Brain-boosting sci-fi thriller looks great in hi-def but still lacks a few smarts

Limitless stars Bradley Cooper as failed writer Eddie Mora, whose life is completely turned around when he gets his hands on an experimental drug that boosts his brainpower. Within days he’s not only finished his novel, but also made millions on the stock market and come to the attention of high-powered businessman Carl Van Loon (Robert De Niro). Trouble is, the pills are leaving him with gaps in his memory, one of which might connect him to a murder, and if that’s not enough, there’s also a Russian gangster who wants to get his hands on the wonder drug.

While the plot feels a little like an expanded episode of The Twilight Zone, Limitless ultimately overcomes any plotting problems thanks to its leading man and director. Cooper delivers another of those charismatic performances that show why he’s suddenly one of Hollywood’s hottest stars, meanwhile director Neil Burger employs a plethora of visual tricks and mind-bending images that provide the story with incredible pace and energy.

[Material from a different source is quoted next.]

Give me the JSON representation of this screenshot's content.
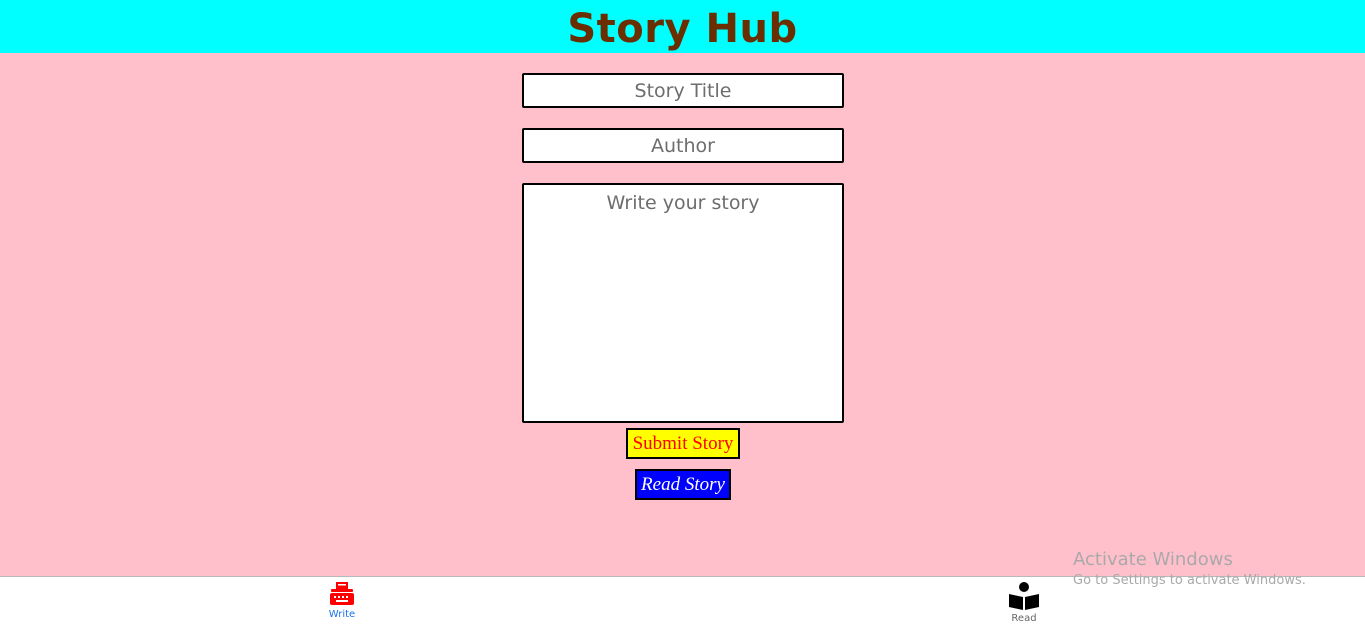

Picture: After an eye-poppingly vibrant title sequence (that will leave many wondering how they actually pulled it off), Limitless’ AVC 2.40:1 1080p encode comes down to earth with a bump as it settles into a rather drab, real-world palette. But once Eddie pops his first pill in Chapter 4, everything changes. Colours are suddenly much more vibrant, enhanced clarity and sharpness results in some insane amounts of fine detailing, and overall everything looks absolutely incredible. As the film goes on the image yo-yos between the two visual styles, but never falters in delivering each perfectly.
Picture rating: 5/5

Audio: While it never quite manages to surpass the disc’s image quality, this Blu-ray’s DTS-HD MA 5.1 mix does everything that’s asked of it with ease and assurance. The surrounds are often regularly engaged with ambient effects, while dialogue remains tightly pinned to the centre speaker. Some fast car action in the middle of the film gives the mix a chance to really cut loose with some extremely aggressive effects, but that’s not really what the film is about, so you should probably temper your expectations.
Audio rating: 4/5

Extras: This Blu-ray’s extra features are anything but limitless. Only the chat-track by director Neil Burger provides any real substance. Beyond that there’s just a pair of fairly bland featurettes (one of which only just clocks in at four-minutes), the theatrical trailer (the only extra not in hi-def) and a very slightly different alternate ending.
Extras rating: 2/5

We say: While it’s not quite as smart as it thinks it is, this thriller sure looks the part in HD

Momentum Pictures, Region B BD, £20 approx, On sale now